> **Exercise instructions**
Tell how many lines in the records contain the word "circle"; the number alone is the answer.

(Stored dataset items)
□ □ □

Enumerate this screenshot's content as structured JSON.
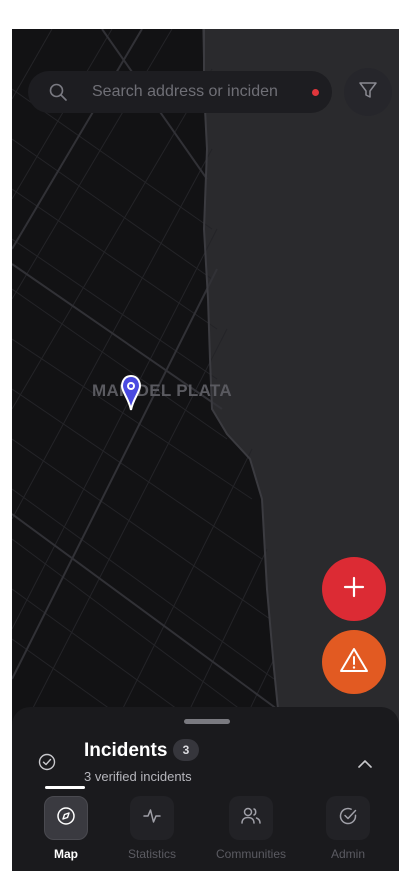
{
  "map": {
    "city_label": "MAR DEL PLATA",
    "pin_color": "#4a4ae0"
  },
  "search": {
    "placeholder": "Search address or inciden",
    "status_dot_color": "#e0363c"
  },
  "icons": {
    "search": "search-icon",
    "filter": "filter-icon",
    "add": "plus-icon",
    "alert": "warning-triangle-icon",
    "check": "check-circle-icon",
    "chevron": "chevron-up-icon",
    "map_tab": "compass-icon",
    "statistics_tab": "activity-icon",
    "communities_tab": "users-icon",
    "admin_tab": "check-circle-icon"
  },
  "fabs": {
    "add_color": "#dc2b34",
    "alert_color": "#e25a22"
  },
  "sheet": {
    "title": "Incidents",
    "count": "3",
    "subtitle": "3 verified incidents"
  },
  "tabs": [
    {
      "label": "Map",
      "active": true
    },
    {
      "label": "Statistics",
      "active": false
    },
    {
      "label": "Communities",
      "active": false
    },
    {
      "label": "Admin",
      "active": false
    }
  ]
}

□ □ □

> **Result below**
2